Even though Avatar lacks an active fanbase (especially when compared to other blockbusters), we will be getting three sequels to James Cameron‘s technologically revolutionary, narratively stale 2009 film. The first of these sequels was set to be released in 2016 with a new sequel following in 2017 and then 2018. I’ll give Cameron this: he’s always ambitious, and since he’s clearly enamored with the world of Pandora, I assume there are plenty of places he wants to go, so one film wouldn’t be enough to accommodate his vision.
But that vision still needs some work according to the director, who says that the Avatar sequels will be pushed back a year. Hit the jump for more, and click here for Steve’s interview with Senior Visual Effects Supervisor Joe Letteri, who talked about working on the sequels.
Speaking in New Zealand—where he shot the original and will shoot the sequels—Cameron said [via Yahoo!], “There’s a layer of complexity in getting the story to work as a saga across three films that you don’t get when you’re making a stand-alone film,” and that his plan to get the first of the sequels out by December 2016 was “probably too ambitious.”
Although Cameron says that his team of screenwriters (who are writing the sequels simultaneously) should have completed scripts by the end of the month, the director’s prudence makes sense. The new Avatar trilogy will be a monumental task since he’s planning to shoot all three at once and push the bounds of filmmaking technology yet again. Even if he spent all of 2015 shooting the film, the amount of visual effects required would put the director in an unnecessary time crunch, especially since no one is clamoring for more Avatar films. This isn’t Star Wars where a studio needs the movie ASAP to appease shareholders, and Cameron has the clout to make films on his own schedule.
Cameron also explained why the pre-production process on the new Avatar movies is so intensive:
“We’re writing three simultaneously.

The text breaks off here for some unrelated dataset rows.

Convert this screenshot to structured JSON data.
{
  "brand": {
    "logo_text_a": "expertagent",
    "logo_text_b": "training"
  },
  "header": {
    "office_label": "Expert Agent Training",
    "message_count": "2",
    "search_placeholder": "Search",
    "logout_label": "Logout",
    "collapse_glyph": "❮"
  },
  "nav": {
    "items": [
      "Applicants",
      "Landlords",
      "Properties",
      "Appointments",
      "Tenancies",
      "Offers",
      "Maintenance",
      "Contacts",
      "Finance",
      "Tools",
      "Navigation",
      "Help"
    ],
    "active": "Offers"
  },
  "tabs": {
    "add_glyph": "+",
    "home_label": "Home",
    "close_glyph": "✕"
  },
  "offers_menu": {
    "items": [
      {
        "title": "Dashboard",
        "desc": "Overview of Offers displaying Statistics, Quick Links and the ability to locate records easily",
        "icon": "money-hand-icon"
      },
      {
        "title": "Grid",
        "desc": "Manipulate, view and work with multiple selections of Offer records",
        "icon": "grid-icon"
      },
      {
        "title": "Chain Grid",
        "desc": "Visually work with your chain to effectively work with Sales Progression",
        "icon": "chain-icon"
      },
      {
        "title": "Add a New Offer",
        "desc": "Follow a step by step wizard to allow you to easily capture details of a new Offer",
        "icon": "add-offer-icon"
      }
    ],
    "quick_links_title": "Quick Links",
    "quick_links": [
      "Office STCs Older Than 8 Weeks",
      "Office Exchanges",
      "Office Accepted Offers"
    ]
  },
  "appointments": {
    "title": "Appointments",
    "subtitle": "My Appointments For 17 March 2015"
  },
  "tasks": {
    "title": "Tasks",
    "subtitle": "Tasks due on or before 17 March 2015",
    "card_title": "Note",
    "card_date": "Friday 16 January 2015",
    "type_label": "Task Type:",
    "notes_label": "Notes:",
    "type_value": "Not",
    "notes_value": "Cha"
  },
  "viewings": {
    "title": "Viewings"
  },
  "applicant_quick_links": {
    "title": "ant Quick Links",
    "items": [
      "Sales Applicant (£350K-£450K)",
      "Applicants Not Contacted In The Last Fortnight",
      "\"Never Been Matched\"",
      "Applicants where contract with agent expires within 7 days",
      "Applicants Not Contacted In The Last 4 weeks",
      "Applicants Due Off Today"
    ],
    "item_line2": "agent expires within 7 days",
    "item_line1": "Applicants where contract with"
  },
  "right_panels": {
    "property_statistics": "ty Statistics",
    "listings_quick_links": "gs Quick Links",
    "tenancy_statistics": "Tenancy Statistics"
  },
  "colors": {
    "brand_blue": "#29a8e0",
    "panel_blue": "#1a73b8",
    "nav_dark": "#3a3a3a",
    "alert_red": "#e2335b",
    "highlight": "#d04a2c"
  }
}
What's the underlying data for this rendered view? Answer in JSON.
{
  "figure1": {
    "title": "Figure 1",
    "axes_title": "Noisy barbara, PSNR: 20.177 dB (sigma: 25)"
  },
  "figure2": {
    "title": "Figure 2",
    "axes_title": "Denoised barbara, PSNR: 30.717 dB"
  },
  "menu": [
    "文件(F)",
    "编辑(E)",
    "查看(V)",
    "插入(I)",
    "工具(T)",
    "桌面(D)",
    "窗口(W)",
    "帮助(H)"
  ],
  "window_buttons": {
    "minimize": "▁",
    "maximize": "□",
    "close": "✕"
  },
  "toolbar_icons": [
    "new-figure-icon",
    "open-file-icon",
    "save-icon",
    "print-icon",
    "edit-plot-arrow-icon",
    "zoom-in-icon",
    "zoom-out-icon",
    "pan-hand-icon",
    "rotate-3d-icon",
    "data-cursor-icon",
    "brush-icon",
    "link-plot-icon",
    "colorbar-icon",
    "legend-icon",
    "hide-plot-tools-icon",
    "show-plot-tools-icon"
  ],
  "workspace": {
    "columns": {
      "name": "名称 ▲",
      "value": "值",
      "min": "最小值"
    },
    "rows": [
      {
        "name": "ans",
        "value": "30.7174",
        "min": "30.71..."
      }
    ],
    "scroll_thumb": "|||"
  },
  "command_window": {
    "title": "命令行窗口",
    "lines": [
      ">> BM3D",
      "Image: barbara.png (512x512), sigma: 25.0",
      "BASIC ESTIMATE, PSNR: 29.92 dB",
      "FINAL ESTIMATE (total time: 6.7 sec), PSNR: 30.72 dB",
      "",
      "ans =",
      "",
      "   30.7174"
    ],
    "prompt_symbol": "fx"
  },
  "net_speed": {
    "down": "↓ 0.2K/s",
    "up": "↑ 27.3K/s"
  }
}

And we’ve done that so that everything tracks throughout the three films. We’re not just going to do one and then make up another one and another one after that,” he said. “And parallel with that, we’re doing all the design. So we’ve designed all the creatures and the environments.”
He added that while it was important for the movies to be linked, he also wanted each one to have a satisfying conclusion rather than provide two cliffhangers. I assume that could be in the vein of the first film where Jake Sully wakes up fully tied to his Navi body, and that opens the door for new adventures, but it’s also a resolution the audience can accept.
But will the audience accept more Avatar? We should know by now to never underestimate Cameron, and perhaps Avatar 2 will create a fresh wave of nostalgia and curiosity, but will it be enough to retain the audience for Avatar 3 and Avatar 4?